* Work instruction:
Where a line in the entries below contains the word "text", count it. Return the total alone.

____ Material shown

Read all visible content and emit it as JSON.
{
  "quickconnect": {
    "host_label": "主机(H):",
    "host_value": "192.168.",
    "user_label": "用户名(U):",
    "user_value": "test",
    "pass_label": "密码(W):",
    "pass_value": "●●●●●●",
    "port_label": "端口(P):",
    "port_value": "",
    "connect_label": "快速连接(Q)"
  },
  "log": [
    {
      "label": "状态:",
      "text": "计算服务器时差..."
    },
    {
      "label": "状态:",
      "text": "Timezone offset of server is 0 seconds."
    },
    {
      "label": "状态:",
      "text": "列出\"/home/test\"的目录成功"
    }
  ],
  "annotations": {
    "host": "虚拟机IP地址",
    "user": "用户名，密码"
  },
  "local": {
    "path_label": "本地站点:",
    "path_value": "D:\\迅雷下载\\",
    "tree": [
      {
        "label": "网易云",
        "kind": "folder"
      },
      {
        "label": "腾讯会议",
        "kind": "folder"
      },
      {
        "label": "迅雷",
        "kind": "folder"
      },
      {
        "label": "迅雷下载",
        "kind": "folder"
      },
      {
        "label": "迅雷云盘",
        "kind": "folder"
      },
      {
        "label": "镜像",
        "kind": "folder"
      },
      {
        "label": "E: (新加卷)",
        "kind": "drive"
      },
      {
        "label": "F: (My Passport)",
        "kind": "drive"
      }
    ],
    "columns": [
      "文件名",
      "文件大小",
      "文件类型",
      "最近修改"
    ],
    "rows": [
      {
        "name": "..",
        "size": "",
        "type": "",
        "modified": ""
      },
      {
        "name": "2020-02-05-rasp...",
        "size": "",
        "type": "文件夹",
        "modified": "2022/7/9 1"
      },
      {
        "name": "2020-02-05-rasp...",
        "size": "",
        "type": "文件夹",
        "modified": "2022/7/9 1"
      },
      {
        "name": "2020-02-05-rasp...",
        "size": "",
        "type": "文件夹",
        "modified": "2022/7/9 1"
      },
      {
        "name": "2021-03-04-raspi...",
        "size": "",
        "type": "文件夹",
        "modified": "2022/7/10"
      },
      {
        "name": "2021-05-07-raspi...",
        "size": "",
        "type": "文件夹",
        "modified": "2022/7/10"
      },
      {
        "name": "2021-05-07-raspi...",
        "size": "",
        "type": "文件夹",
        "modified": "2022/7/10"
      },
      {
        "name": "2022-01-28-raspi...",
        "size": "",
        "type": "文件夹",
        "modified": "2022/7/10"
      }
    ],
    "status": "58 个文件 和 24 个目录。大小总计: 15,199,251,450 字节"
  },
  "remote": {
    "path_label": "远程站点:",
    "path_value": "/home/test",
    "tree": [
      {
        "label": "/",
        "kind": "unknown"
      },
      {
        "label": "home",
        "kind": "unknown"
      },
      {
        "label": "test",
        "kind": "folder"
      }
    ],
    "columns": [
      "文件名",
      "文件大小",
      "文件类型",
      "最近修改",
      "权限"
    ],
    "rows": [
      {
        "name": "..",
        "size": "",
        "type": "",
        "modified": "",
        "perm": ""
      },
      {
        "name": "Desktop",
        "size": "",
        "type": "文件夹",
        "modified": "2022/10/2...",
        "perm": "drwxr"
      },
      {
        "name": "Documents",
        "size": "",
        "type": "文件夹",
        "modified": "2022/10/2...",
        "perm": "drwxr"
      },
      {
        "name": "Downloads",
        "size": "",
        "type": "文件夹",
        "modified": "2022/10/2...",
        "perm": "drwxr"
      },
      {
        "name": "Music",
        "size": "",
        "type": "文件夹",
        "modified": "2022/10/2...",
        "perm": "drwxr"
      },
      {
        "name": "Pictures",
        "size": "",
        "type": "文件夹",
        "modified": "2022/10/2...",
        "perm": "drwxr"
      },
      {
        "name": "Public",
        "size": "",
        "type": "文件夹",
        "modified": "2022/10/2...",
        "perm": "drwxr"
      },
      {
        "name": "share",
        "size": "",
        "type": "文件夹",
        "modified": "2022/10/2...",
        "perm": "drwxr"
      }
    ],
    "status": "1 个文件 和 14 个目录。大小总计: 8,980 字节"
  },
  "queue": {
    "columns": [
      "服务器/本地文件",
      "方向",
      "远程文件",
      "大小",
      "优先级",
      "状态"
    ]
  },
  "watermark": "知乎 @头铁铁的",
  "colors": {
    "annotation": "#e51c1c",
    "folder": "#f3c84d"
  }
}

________
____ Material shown

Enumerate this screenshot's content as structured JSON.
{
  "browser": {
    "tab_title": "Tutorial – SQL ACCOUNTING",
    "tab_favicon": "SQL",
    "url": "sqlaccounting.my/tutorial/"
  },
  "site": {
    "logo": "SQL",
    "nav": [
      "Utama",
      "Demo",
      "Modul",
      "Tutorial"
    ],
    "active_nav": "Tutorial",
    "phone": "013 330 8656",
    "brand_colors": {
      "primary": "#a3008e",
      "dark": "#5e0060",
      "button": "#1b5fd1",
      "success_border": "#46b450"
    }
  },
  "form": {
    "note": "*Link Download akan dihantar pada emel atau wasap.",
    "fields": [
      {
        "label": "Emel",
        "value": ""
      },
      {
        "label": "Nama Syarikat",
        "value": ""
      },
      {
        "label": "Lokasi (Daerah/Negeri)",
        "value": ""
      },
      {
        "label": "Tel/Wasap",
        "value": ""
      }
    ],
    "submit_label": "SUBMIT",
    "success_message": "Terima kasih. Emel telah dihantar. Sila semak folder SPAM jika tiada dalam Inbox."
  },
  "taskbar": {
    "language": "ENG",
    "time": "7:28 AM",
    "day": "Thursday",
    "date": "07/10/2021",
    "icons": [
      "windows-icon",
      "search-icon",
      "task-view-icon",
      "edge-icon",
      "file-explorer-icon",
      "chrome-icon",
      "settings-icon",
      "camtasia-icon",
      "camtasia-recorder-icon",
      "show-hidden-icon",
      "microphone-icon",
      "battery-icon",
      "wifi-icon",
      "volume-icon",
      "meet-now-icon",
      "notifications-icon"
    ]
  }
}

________
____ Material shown

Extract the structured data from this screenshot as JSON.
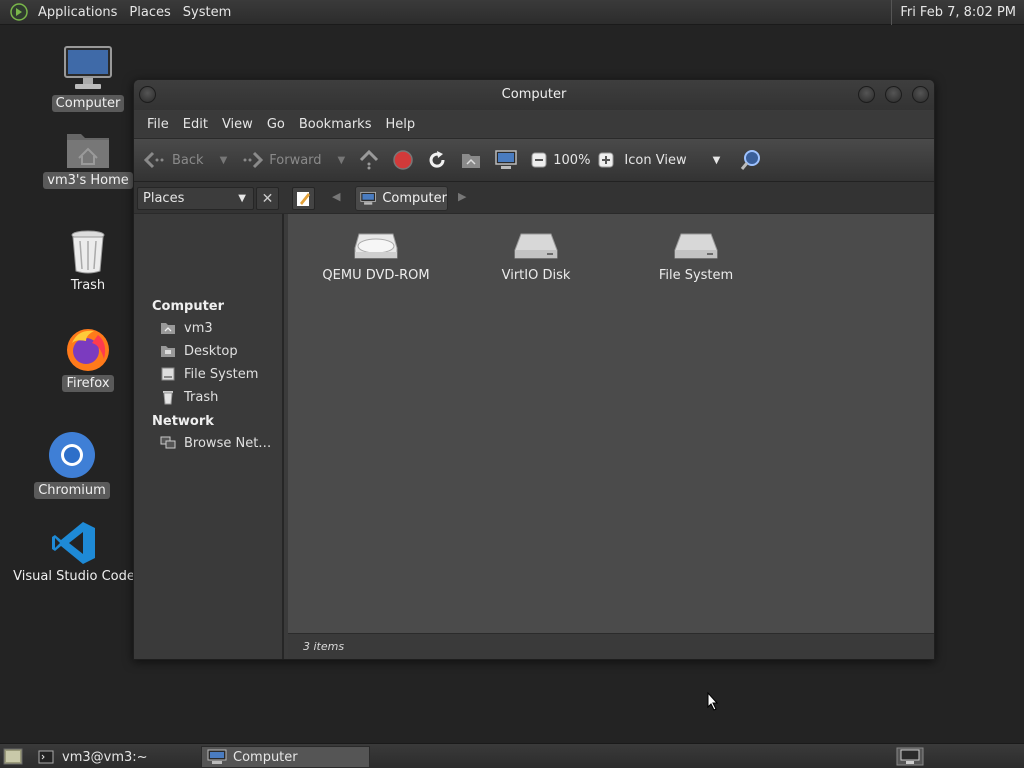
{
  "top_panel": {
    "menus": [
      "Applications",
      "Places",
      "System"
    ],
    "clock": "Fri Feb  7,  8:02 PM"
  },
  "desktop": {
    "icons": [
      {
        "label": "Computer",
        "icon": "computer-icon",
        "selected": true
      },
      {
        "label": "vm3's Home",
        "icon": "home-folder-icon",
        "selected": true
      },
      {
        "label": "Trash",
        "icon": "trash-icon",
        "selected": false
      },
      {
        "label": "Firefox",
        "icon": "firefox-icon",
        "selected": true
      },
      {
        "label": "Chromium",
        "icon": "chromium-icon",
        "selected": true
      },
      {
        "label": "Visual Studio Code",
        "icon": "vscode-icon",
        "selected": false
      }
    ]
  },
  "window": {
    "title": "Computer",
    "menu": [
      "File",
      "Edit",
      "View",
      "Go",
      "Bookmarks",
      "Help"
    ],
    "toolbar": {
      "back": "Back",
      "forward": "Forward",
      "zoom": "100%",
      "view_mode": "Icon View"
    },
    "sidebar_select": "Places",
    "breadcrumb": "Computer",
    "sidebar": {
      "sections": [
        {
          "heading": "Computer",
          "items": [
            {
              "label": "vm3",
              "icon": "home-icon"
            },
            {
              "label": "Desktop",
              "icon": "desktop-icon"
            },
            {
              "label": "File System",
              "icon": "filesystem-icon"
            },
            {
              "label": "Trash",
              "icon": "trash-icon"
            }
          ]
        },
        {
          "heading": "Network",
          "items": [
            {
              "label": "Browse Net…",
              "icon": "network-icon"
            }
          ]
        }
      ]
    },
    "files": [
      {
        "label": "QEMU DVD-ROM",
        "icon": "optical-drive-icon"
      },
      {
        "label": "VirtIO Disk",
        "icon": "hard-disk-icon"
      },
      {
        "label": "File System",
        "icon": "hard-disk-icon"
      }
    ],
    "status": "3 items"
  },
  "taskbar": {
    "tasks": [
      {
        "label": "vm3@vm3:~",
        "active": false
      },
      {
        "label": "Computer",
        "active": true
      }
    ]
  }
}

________

* Solution for this problem:
3